### Problem to solve
Pull every "this" line out of the data below.

### Dataset content
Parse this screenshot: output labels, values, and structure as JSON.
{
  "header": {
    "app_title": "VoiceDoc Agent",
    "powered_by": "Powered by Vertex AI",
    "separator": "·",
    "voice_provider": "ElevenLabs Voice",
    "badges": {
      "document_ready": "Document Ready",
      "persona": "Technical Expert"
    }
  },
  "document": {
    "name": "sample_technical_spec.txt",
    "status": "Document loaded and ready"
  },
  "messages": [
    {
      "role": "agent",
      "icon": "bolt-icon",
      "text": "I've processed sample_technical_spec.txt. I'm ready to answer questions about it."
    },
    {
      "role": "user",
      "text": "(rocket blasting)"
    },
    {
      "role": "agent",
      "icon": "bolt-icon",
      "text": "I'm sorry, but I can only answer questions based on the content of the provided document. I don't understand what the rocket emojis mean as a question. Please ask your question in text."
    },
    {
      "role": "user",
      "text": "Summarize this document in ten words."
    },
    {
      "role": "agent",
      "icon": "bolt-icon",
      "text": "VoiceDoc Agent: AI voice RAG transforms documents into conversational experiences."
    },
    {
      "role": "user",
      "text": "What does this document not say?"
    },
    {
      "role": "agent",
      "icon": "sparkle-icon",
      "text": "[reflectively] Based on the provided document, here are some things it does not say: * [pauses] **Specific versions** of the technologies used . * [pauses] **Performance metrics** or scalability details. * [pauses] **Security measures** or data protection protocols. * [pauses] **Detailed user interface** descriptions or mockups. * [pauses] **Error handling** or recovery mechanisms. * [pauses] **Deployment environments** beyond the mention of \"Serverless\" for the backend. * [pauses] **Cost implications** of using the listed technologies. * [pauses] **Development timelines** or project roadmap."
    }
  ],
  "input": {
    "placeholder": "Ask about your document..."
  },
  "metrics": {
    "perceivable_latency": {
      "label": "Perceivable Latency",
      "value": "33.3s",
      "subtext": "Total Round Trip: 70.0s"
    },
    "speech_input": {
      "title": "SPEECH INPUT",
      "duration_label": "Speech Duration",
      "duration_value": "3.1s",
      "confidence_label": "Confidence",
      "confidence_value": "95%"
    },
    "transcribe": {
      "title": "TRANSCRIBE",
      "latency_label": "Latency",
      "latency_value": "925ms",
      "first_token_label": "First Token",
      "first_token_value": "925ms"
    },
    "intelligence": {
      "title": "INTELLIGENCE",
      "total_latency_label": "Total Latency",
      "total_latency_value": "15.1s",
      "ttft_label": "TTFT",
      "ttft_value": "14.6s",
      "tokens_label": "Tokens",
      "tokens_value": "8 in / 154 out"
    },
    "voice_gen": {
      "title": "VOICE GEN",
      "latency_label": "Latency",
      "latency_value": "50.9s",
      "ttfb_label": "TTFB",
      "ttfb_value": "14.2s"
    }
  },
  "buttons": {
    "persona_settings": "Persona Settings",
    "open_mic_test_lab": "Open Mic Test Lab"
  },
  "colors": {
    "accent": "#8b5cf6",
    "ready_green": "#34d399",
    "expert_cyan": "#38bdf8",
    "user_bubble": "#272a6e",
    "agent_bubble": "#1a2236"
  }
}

### Completed task
Parse this screenshot: output labels, values, and structure as JSON.
      "text": "Summarize this document in ten words."
      "text": "What does this document not say?"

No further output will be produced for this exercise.